*** Block opens ***

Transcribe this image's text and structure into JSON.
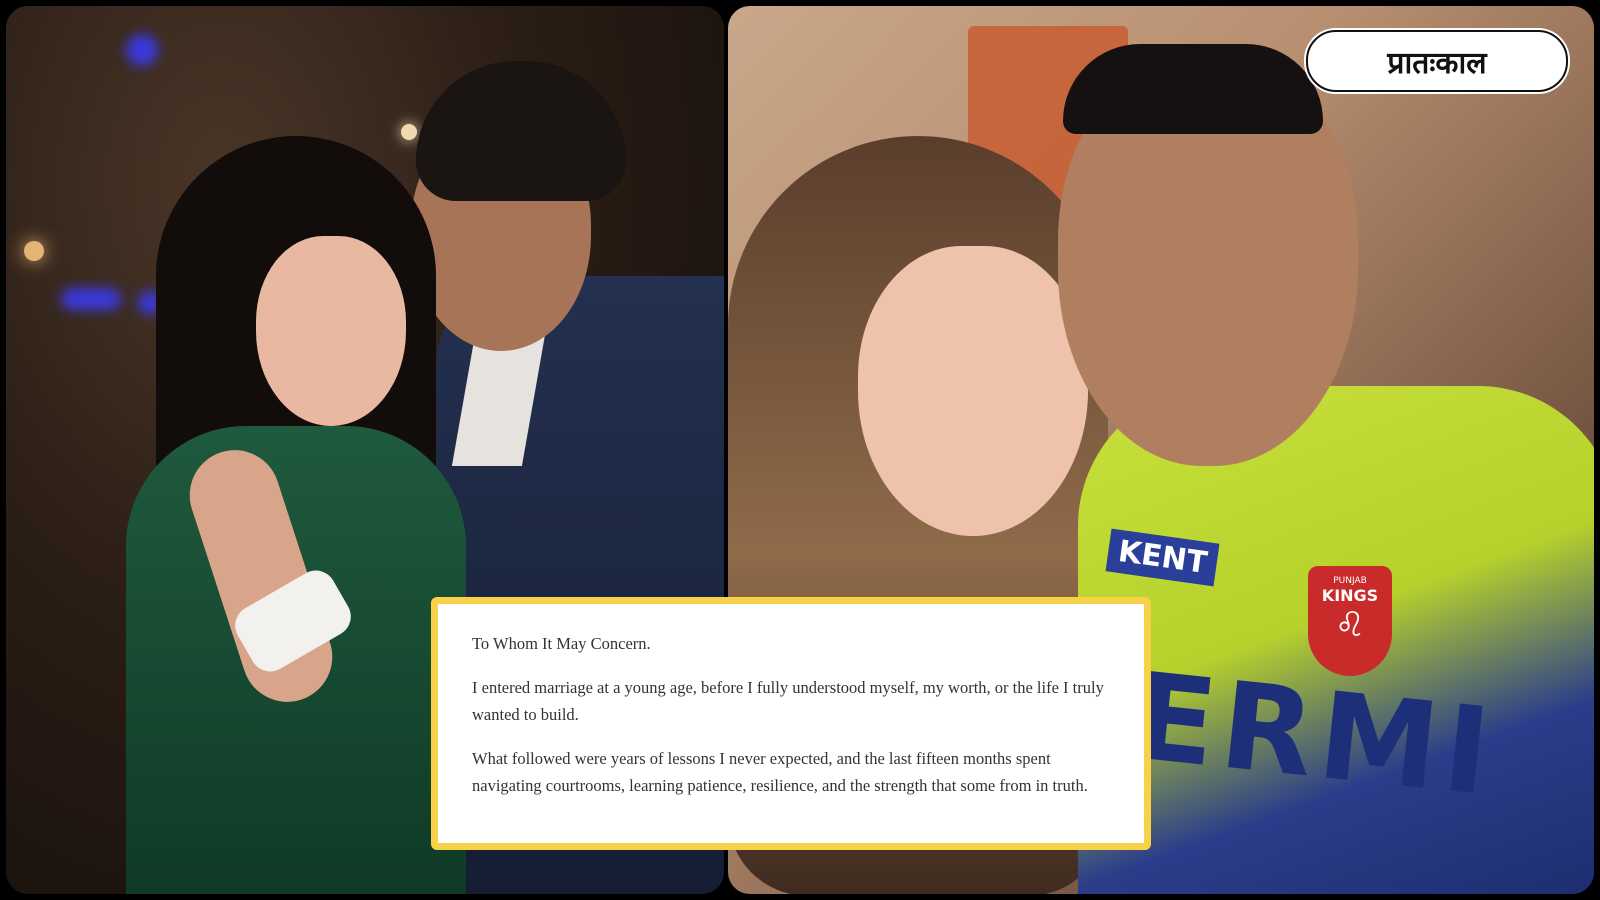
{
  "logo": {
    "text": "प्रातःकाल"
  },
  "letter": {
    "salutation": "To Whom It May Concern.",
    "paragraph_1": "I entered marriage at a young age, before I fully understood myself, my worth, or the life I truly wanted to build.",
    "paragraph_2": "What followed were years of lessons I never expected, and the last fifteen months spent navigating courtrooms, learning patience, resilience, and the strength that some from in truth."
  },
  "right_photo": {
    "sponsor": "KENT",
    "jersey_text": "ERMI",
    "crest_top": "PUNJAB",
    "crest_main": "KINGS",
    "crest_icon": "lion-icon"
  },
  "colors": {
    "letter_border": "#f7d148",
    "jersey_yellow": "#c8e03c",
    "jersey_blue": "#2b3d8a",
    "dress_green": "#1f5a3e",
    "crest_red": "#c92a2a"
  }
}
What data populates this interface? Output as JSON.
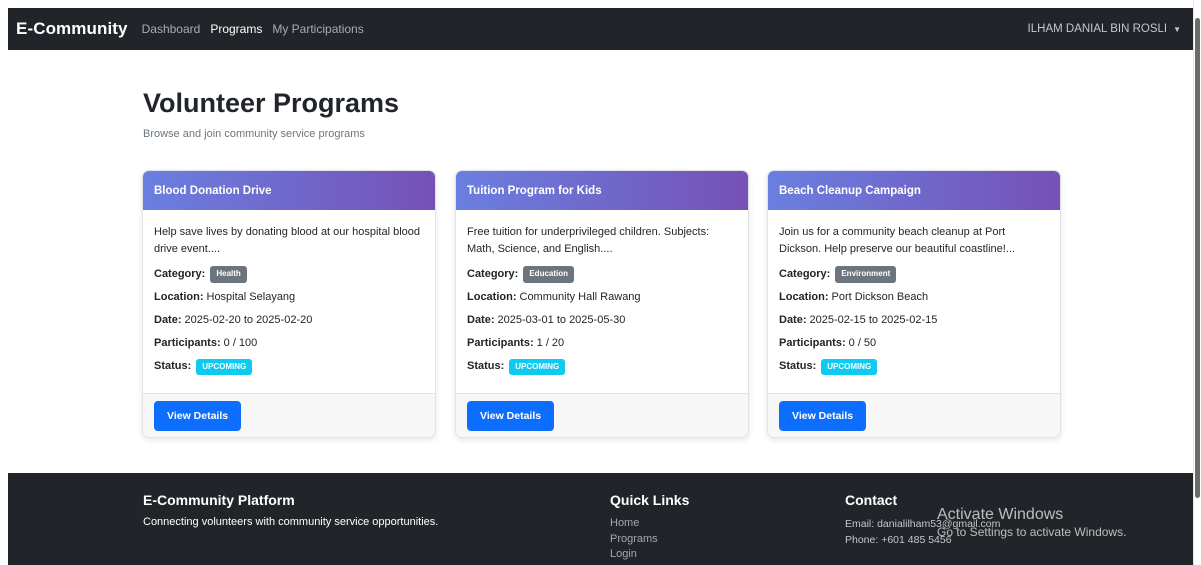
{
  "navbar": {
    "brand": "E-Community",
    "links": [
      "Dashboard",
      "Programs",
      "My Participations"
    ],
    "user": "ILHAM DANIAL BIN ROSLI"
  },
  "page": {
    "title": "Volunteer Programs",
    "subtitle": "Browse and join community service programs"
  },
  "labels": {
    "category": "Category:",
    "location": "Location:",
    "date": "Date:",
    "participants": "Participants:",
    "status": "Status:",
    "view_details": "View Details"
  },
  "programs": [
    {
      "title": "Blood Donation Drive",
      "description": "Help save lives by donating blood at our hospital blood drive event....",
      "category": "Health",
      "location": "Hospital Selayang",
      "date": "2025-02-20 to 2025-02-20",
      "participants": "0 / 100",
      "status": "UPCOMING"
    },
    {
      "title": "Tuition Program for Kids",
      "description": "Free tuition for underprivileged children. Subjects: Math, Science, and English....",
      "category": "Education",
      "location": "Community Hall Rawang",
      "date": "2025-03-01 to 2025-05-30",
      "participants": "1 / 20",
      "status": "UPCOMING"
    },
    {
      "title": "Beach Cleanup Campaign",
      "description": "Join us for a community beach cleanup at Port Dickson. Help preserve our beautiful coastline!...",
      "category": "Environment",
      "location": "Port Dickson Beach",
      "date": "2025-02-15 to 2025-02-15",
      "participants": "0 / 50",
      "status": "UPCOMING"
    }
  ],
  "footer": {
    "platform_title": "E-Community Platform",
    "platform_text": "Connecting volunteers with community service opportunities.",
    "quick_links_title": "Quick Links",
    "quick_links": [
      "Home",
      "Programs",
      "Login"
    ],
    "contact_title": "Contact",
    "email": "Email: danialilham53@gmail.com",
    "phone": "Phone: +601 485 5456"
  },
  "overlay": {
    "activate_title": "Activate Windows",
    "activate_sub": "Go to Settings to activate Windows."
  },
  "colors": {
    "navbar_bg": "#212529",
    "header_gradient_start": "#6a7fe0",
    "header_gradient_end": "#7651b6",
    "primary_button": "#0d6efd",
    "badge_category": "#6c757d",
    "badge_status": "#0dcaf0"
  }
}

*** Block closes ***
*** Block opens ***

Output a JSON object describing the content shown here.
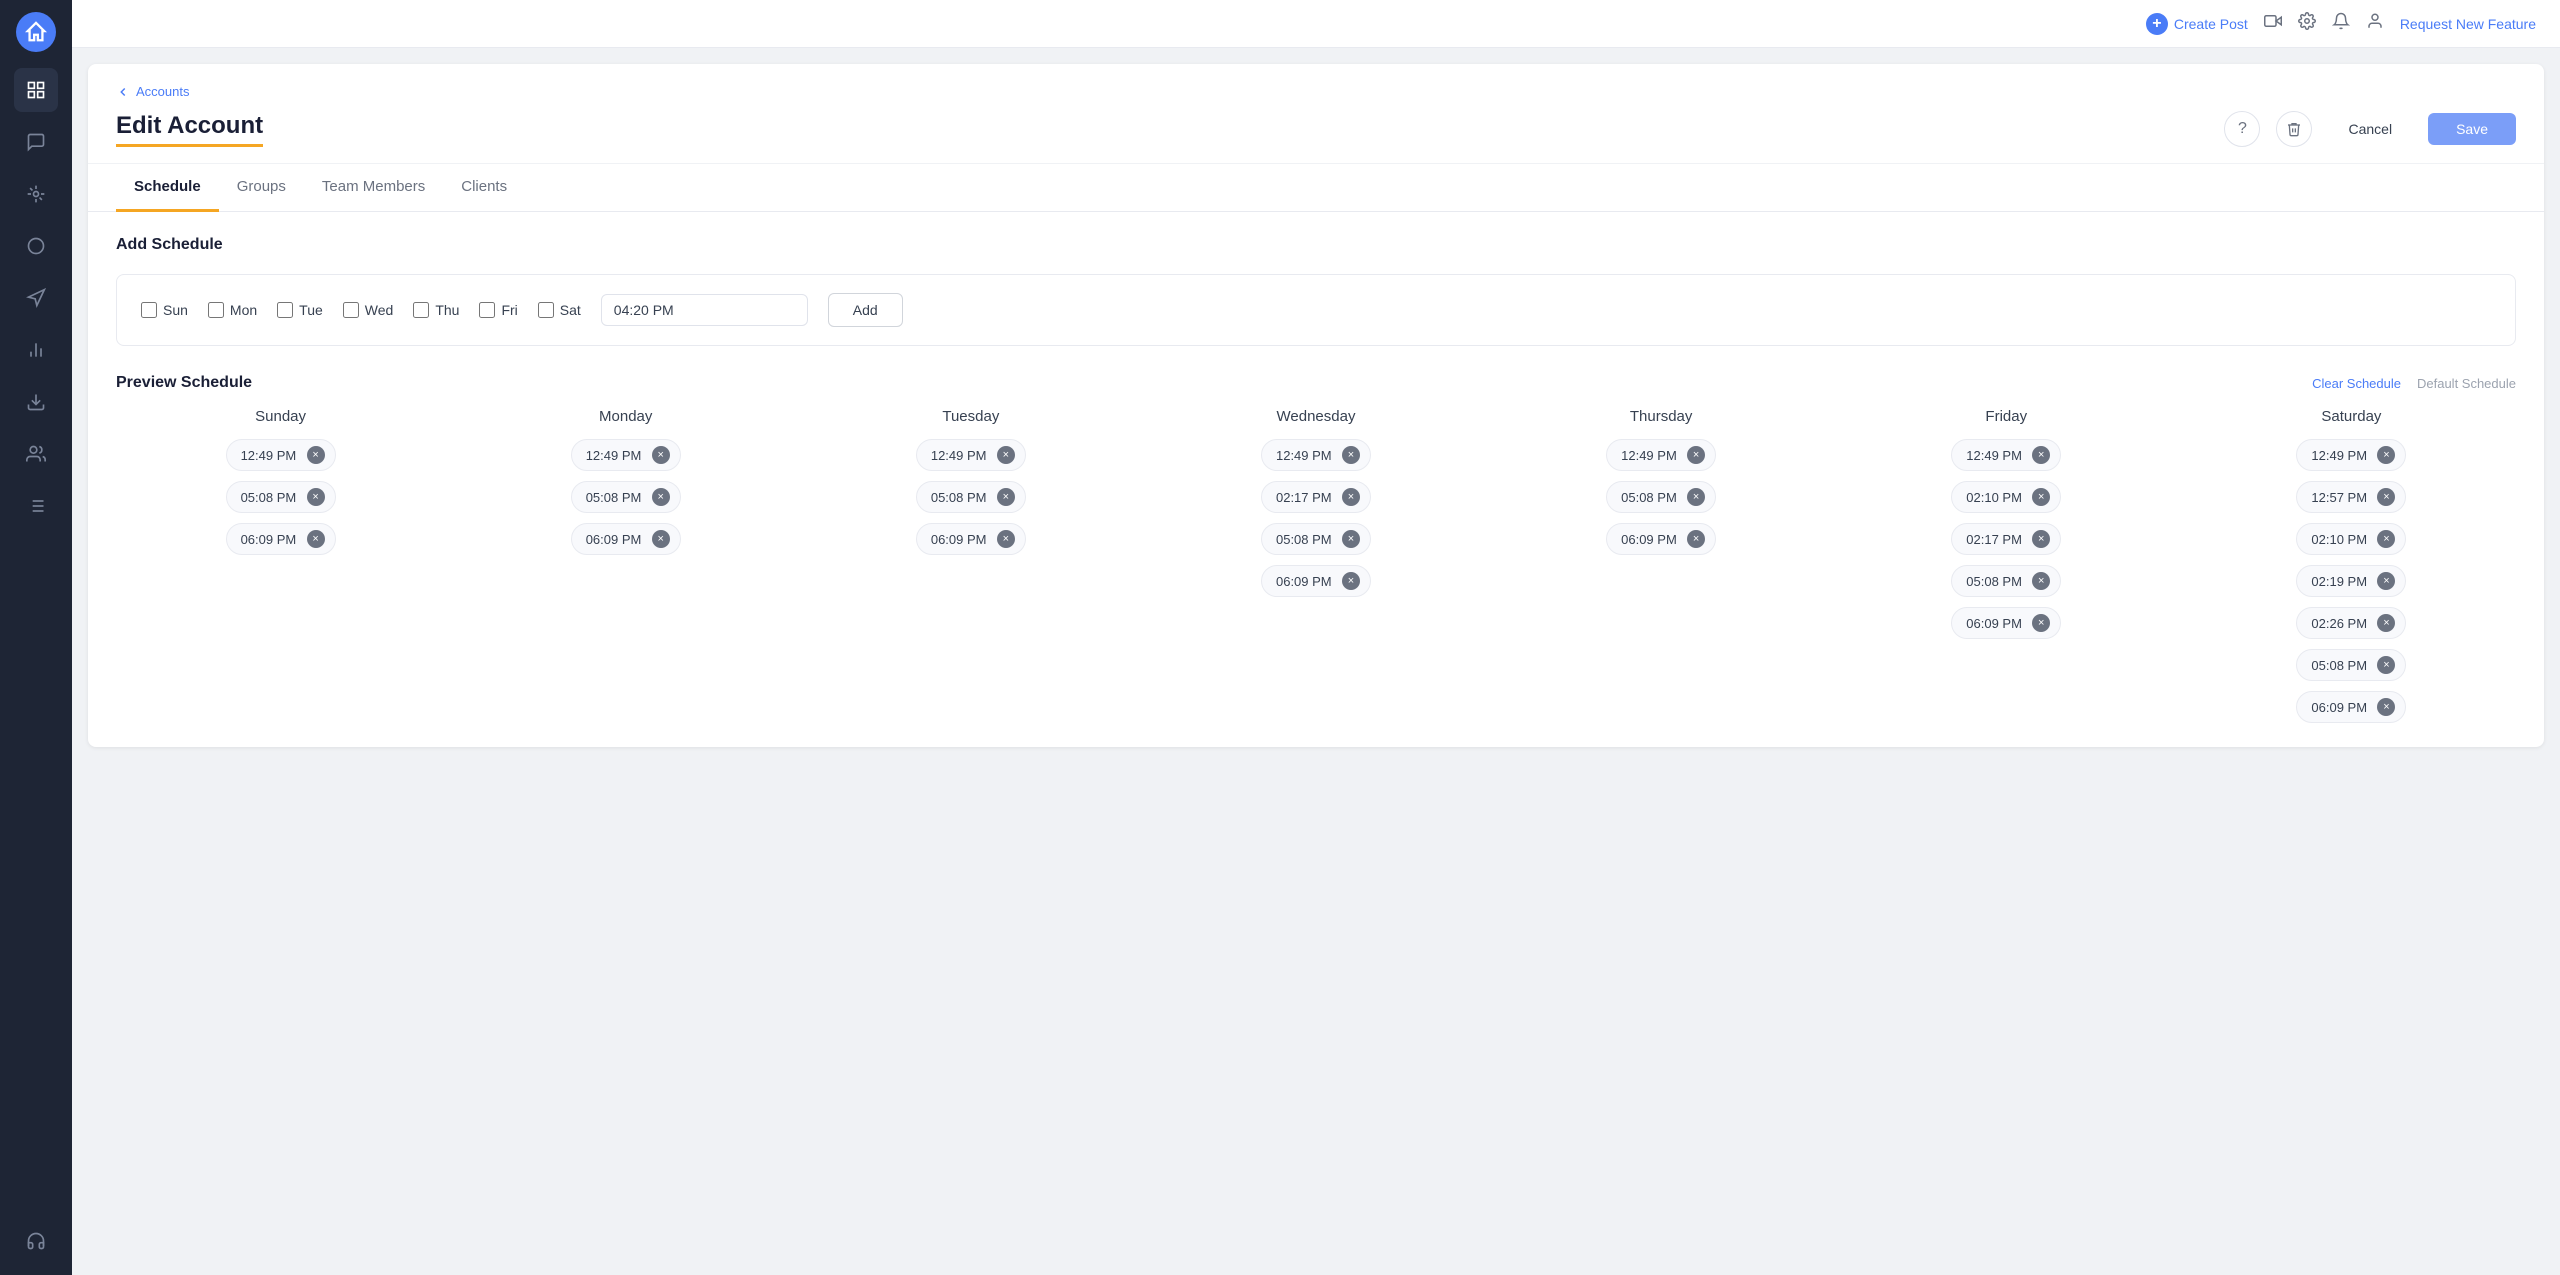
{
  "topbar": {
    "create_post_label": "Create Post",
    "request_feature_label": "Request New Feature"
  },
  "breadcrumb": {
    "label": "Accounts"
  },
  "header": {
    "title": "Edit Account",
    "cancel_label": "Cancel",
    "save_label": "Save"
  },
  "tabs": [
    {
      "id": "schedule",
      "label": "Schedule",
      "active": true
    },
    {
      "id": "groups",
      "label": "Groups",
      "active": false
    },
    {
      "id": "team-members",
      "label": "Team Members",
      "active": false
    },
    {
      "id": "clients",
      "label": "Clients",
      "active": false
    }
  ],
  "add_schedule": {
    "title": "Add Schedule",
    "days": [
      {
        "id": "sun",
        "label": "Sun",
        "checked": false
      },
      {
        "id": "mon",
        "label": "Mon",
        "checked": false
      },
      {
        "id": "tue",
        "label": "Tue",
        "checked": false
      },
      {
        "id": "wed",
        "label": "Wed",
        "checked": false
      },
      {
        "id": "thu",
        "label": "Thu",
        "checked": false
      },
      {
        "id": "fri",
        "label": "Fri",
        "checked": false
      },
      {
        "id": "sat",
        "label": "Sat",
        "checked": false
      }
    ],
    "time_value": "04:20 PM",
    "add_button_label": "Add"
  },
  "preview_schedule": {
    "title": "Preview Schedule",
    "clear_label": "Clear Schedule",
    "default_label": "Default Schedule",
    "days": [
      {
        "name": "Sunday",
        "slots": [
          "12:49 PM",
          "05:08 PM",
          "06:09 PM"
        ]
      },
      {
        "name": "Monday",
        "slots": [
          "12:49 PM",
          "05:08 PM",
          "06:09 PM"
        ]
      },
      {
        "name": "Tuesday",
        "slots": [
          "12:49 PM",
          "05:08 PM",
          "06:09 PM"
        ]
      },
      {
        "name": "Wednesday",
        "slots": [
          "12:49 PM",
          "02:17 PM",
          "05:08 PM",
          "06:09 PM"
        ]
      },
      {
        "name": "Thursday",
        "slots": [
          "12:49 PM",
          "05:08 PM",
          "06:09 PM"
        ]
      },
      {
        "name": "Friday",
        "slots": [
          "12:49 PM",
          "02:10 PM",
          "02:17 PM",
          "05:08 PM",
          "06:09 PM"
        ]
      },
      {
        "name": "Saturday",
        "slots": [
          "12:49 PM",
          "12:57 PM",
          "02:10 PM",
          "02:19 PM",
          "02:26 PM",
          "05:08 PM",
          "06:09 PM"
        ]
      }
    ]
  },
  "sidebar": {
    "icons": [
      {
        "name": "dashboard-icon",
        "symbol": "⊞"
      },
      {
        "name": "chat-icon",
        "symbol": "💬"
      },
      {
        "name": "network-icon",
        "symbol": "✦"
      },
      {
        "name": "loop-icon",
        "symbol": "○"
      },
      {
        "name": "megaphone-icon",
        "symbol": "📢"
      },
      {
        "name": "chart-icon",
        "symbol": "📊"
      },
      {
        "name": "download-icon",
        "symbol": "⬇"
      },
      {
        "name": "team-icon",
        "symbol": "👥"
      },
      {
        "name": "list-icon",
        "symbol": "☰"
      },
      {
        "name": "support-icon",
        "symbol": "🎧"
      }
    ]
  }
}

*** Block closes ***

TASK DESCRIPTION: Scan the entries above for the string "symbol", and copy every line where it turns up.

RESPONSE TO THIS EXERCISE:
        "symbol": "⊞"
        "symbol": "💬"
        "symbol": "✦"
        "symbol": "○"
        "symbol": "📢"
        "symbol": "📊"
        "symbol": "⬇"
        "symbol": "👥"
        "symbol": "☰"
        "symbol": "🎧"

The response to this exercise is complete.